## YOUR TASK
Every entry in the following data should be output exactly.

## MATERIAL FOR THIS EXERCISE

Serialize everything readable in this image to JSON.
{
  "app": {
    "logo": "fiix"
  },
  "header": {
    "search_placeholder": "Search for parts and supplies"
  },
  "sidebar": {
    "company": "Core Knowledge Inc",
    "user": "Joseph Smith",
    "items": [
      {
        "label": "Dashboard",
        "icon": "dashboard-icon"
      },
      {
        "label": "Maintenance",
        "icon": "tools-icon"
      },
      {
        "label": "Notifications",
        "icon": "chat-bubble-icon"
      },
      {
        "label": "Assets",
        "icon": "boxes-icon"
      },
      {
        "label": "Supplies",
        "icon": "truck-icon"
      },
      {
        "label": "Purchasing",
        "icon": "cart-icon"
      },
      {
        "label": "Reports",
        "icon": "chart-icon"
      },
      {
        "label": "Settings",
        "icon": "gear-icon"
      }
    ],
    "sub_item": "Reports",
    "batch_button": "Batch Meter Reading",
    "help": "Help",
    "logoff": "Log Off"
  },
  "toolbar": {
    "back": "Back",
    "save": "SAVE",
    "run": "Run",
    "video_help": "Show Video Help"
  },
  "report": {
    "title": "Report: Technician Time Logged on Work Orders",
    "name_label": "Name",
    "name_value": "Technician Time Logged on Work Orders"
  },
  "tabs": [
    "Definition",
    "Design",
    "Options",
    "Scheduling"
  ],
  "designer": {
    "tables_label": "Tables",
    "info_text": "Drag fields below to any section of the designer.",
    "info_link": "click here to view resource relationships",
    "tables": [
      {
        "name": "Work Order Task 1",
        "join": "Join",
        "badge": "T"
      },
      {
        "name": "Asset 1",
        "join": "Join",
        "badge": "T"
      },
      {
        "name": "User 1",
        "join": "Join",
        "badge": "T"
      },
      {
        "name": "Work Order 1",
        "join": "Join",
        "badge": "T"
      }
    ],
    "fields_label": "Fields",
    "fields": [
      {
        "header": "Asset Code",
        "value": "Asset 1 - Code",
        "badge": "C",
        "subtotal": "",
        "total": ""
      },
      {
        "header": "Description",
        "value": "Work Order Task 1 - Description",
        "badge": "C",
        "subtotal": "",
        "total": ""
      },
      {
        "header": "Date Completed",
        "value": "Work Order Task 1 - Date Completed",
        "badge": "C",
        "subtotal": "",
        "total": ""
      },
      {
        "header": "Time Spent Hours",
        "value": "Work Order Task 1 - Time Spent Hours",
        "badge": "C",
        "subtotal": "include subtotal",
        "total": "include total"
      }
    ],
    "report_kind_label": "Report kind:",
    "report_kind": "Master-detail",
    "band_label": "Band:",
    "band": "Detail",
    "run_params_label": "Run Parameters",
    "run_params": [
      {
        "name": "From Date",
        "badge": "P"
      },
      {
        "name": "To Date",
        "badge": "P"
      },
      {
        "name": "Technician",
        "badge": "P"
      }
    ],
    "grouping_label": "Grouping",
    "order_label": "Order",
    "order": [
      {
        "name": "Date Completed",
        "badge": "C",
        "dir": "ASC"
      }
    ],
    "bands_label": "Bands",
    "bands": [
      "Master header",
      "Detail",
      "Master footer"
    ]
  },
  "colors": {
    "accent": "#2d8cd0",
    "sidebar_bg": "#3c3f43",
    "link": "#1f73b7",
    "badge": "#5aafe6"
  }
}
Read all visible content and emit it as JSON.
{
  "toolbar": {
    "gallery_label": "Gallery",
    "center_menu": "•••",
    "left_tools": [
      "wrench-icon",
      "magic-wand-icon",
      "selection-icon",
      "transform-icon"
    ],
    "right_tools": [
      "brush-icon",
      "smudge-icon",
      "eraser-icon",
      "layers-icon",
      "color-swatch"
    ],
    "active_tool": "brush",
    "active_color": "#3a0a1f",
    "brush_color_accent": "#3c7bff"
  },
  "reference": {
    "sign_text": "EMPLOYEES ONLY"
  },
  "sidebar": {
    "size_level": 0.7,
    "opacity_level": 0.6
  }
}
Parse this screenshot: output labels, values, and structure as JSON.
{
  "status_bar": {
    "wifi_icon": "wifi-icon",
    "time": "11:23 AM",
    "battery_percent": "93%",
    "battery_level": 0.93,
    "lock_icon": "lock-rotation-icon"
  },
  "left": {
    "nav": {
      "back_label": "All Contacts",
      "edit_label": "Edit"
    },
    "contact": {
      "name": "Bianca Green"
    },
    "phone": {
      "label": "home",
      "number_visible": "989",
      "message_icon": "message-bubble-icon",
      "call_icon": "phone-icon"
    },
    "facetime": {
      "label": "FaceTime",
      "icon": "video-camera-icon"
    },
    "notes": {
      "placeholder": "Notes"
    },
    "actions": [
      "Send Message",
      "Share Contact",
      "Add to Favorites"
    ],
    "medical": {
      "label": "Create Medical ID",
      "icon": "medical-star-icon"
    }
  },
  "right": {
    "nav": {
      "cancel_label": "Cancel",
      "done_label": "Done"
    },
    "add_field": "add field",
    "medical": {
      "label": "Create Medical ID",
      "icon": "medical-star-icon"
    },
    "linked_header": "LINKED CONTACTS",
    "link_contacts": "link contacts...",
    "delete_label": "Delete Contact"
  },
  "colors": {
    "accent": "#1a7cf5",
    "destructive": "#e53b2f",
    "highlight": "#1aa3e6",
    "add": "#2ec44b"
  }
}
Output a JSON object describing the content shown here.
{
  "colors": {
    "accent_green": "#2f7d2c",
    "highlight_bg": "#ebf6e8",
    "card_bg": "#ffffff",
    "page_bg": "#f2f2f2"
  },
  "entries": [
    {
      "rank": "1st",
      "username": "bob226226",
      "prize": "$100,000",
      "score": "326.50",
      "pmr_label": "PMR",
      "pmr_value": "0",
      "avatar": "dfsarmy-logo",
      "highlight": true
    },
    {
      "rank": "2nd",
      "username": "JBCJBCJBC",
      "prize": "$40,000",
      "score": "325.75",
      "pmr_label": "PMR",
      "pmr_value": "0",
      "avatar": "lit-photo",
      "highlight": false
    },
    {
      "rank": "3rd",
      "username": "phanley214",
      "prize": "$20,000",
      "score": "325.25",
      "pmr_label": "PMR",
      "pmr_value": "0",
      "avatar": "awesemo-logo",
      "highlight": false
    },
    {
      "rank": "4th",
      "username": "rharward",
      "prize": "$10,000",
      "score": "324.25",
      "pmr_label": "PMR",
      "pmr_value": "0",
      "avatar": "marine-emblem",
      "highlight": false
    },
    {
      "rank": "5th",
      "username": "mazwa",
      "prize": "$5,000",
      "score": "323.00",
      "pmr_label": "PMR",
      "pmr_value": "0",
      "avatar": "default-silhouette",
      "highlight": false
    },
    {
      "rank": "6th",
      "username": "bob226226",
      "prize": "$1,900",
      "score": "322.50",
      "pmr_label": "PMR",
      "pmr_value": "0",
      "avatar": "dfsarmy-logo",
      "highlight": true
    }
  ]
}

## EXPECTED ANSWER
Serialize everything readable in this image to JSON.
{
  "app": {
    "logo": "fiix"
  },
  "header": {
    "search_placeholder": "Search for parts and supplies"
  },
  "sidebar": {
    "company": "Core Knowledge Inc",
    "user": "Joseph Smith",
    "items": [
      {
        "label": "Dashboard",
        "icon": "dashboard-icon"
      },
      {
        "label": "Maintenance",
        "icon": "tools-icon"
      },
      {
        "label": "Notifications",
        "icon": "chat-bubble-icon"
      },
      {
        "label": "Assets",
        "icon": "boxes-icon"
      },
      {
        "label": "Supplies",
        "icon": "truck-icon"
      },
      {
        "label": "Purchasing",
        "icon": "cart-icon"
      },
      {
        "label": "Reports",
        "icon": "chart-icon"
      },
      {
        "label": "Settings",
        "icon": "gear-icon"
      }
    ],
    "sub_item": "Reports",
    "batch_button": "Batch Meter Reading",
    "help": "Help",
    "logoff": "Log Off"
  },
  "toolbar": {
    "back": "Back",
    "save": "SAVE",
    "run": "Run",
    "video_help": "Show Video Help"
  },
  "report": {
    "title": "Report: Technician Time Logged on Work Orders",
    "name_label": "Name",
    "name_value": "Technician Time Logged on Work Orders"
  },
  "tabs": [
    "Definition",
    "Design",
    "Options",
    "Scheduling"
  ],
  "designer": {
    "tables_label": "Tables",
    "info_text": "Drag fields below to any section of the designer.",
    "info_link": "click here to view resource relationships",
    "tables": [
      {
        "name": "Work Order Task 1",
        "join": "Join",
        "badge": "T"
      },
      {
        "name": "Asset 1",
        "join": "Join",
        "badge": "T"
      },
      {
        "name": "User 1",
        "join": "Join",
        "badge": "T"
      },
      {
        "name": "Work Order 1",
        "join": "Join",
        "badge": "T"
      }
    ],
    "fields_label": "Fields",
    "fields": [
      {
        "header": "Asset Code",
        "value": "Asset 1 - Code",
        "badge": "C",
        "subtotal": "",
        "total": ""
      },
      {
        "header": "Description",
        "value": "Work Order Task 1 - Description",
        "badge": "C",
        "subtotal": "",
        "total": ""
      },
      {
        "header": "Date Completed",
        "value": "Work Order Task 1 - Date Completed",
        "badge": "C",
        "subtotal": "",
        "total": ""
      },
      {
        "header": "Time Spent Hours",
        "value": "Work Order Task 1 - Time Spent Hours",
        "badge": "C",
        "subtotal": "include subtotal",
        "total": "include total"
      }
    ],
    "report_kind_label": "Report kind:",
    "report_kind": "Master-detail",
    "band_label": "Band:",
    "band": "Detail",
    "run_params_label": "Run Parameters",
    "run_params": [
      {
        "name": "From Date",
        "badge": "P"
      },
      {
        "name": "To Date",
        "badge": "P"
      },
      {
        "name": "Technician",
        "badge": "P"
      }
    ],
    "grouping_label": "Grouping",
    "order_label": "Order",
    "order": [
      {
        "name": "Date Completed",
        "badge": "C",
        "dir": "ASC"
      }
    ],
    "bands_label": "Bands",
    "bands": [
      "Master header",
      "Detail",
      "Master footer"
    ]
  },
  "colors": {
    "accent": "#2d8cd0",
    "sidebar_bg": "#3c3f43",
    "link": "#1f73b7",
    "badge": "#5aafe6"
  }
}
Read all visible content and emit it as JSON.
{
  "toolbar": {
    "gallery_label": "Gallery",
    "center_menu": "•••",
    "left_tools": [
      "wrench-icon",
      "magic-wand-icon",
      "selection-icon",
      "transform-icon"
    ],
    "right_tools": [
      "brush-icon",
      "smudge-icon",
      "eraser-icon",
      "layers-icon",
      "color-swatch"
    ],
    "active_tool": "brush",
    "active_color": "#3a0a1f",
    "brush_color_accent": "#3c7bff"
  },
  "reference": {
    "sign_text": "EMPLOYEES ONLY"
  },
  "sidebar": {
    "size_level": 0.7,
    "opacity_level": 0.6
  }
}
Parse this screenshot: output labels, values, and structure as JSON.
{
  "status_bar": {
    "wifi_icon": "wifi-icon",
    "time": "11:23 AM",
    "battery_percent": "93%",
    "battery_level": 0.93,
    "lock_icon": "lock-rotation-icon"
  },
  "left": {
    "nav": {
      "back_label": "All Contacts",
      "edit_label": "Edit"
    },
    "contact": {
      "name": "Bianca Green"
    },
    "phone": {
      "label": "home",
      "number_visible": "989",
      "message_icon": "message-bubble-icon",
      "call_icon": "phone-icon"
    },
    "facetime": {
      "label": "FaceTime",
      "icon": "video-camera-icon"
    },
    "notes": {
      "placeholder": "Notes"
    },
    "actions": [
      "Send Message",
      "Share Contact",
      "Add to Favorites"
    ],
    "medical": {
      "label": "Create Medical ID",
      "icon": "medical-star-icon"
    }
  },
  "right": {
    "nav": {
      "cancel_label": "Cancel",
      "done_label": "Done"
    },
    "add_field": "add field",
    "medical": {
      "label": "Create Medical ID",
      "icon": "medical-star-icon"
    },
    "linked_header": "LINKED CONTACTS",
    "link_contacts": "link contacts...",
    "delete_label": "Delete Contact"
  },
  "colors": {
    "accent": "#1a7cf5",
    "destructive": "#e53b2f",
    "highlight": "#1aa3e6",
    "add": "#2ec44b"
  }
}
Output a JSON object describing the content shown here.
{
  "colors": {
    "accent_green": "#2f7d2c",
    "highlight_bg": "#ebf6e8",
    "card_bg": "#ffffff",
    "page_bg": "#f2f2f2"
  },
  "entries": [
    {
      "rank": "1st",
      "username": "bob226226",
      "prize": "$100,000",
      "score": "326.50",
      "pmr_label": "PMR",
      "pmr_value": "0",
      "avatar": "dfsarmy-logo",
      "highlight": true
    },
    {
      "rank": "2nd",
      "username": "JBCJBCJBC",
      "prize": "$40,000",
      "score": "325.75",
      "pmr_label": "PMR",
      "pmr_value": "0",
      "avatar": "lit-photo",
      "highlight": false
    },
    {
      "rank": "3rd",
      "username": "phanley214",
      "prize": "$20,000",
      "score": "325.25",
      "pmr_label": "PMR",
      "pmr_value": "0",
      "avatar": "awesemo-logo",
      "highlight": false
    },
    {
      "rank": "4th",
      "username": "rharward",
      "prize": "$10,000",
      "score": "324.25",
      "pmr_label": "PMR",
      "pmr_value": "0",
      "avatar": "marine-emblem",
      "highlight": false
    },
    {
      "rank": "5th",
      "username": "mazwa",
      "prize": "$5,000",
      "score": "323.00",
      "pmr_label": "PMR",
      "pmr_value": "0",
      "avatar": "default-silhouette",
      "highlight": false
    },
    {
      "rank": "6th",
      "username": "bob226226",
      "prize": "$1,900",
      "score": "322.50",
      "pmr_label": "PMR",
      "pmr_value": "0",
      "avatar": "dfsarmy-logo",
      "highlight": true
    }
  ]
}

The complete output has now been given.